- Warning: Contains distressing images
These are the last pictures of Udai Faisal, a five-month-old baby who has died of severe malnutrition as a result of the spread of hunger in Yemen.
The baby's sunken face and protruding bones illustrate the horrific consequence of Yemen's war since Saudi Arabia and its allies launched a campaign of airstrikes and a naval blockade a year ago.
Doctors in Sabaeen hospital's emergency ward said he had severe malnutrition, diarrhea and a chest infection.
They had put him on a nasal drip of antibiotics and a feeding solution. At around five months old, he weighed only 2.4 kilograms (5.3 pounds).
His parents, Faisal Ahmed and Intissar Hezzam, said that when they first took their youngest son to hospital, they were turned away due to a lack of beds.
His mother, Intissar, said: "They took him out of the malnutrition ward yesterday. They said there were no beds. He didn't eat yesterday or the day before."
Saddam al-Azizi, head of the emergency unit, described health facilities in Yemen as: "next to nothing."
"A lot of the treatments are increasingly unavailable - the medicines for malnutrition, but also medicines in general," he said. "Health services are completely gone with the blockade, the health situation has completely deteriorated."
Abd el Kareem Ali, a shopkeeper near the family's home said he was struggling to get stock to sell.
"Sugar could be bought in bulk before for 6,000 rial, now it's 10,000 rial," he said. "And for a 10-kilo bag, it was 1,500, now it costs 2,200, and we can't even get hold of it."
The family eats once a day, usually yoghurt and bread, and peas on a good day.
Hezzam says she was able to breastfeed her newborn son for about 20 days, but then her milk stopped, likely from her own malnutrition.

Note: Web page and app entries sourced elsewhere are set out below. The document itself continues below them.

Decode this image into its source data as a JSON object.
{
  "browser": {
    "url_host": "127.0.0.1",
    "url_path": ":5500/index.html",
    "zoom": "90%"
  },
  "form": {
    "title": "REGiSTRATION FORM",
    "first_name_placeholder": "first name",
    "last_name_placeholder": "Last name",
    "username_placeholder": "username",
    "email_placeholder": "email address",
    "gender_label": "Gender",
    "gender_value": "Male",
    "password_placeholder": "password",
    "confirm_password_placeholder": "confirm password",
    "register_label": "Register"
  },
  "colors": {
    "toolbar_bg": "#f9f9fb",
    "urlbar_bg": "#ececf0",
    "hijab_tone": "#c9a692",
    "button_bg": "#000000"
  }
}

Abeer Etefa, of for the World Food Programme explained: "This is a circle, because children inherit hunger from the mother. If the mother, during pregnancy, and while nursing her child, is hungry, she will also give hunger to her child."
Five days after being admitted, Udai's parents said doctors told them his situation was "hopeless." Their child died two days later at home.
Doctors said they believe the family took the baby out of the hospital because they couldn't afford to pay for the medicines - a nasal drip of antibiotics and a feeding solution - which are in short supply.
Had Udai remained in hospital, the baby would have had around a 30% chance of survival, the physician said.
In the first three months of 2016, around 150 children have been admitted to the hospital suffering from malnutrition, double the number in the same period last year, al-Azizi said.
Around 15 have died, not counting Udai.
Yeman has one of the highest malnutrition rates in the world, and figures have leaped in the past year.
- Around 1.3 million children under five suffer moderate malnutrition - up from around 690,000
- Around 320,000 children now suffer from severe acute malnutrition - the worst cases where the body starts to waste away - up from 160,000 a year ago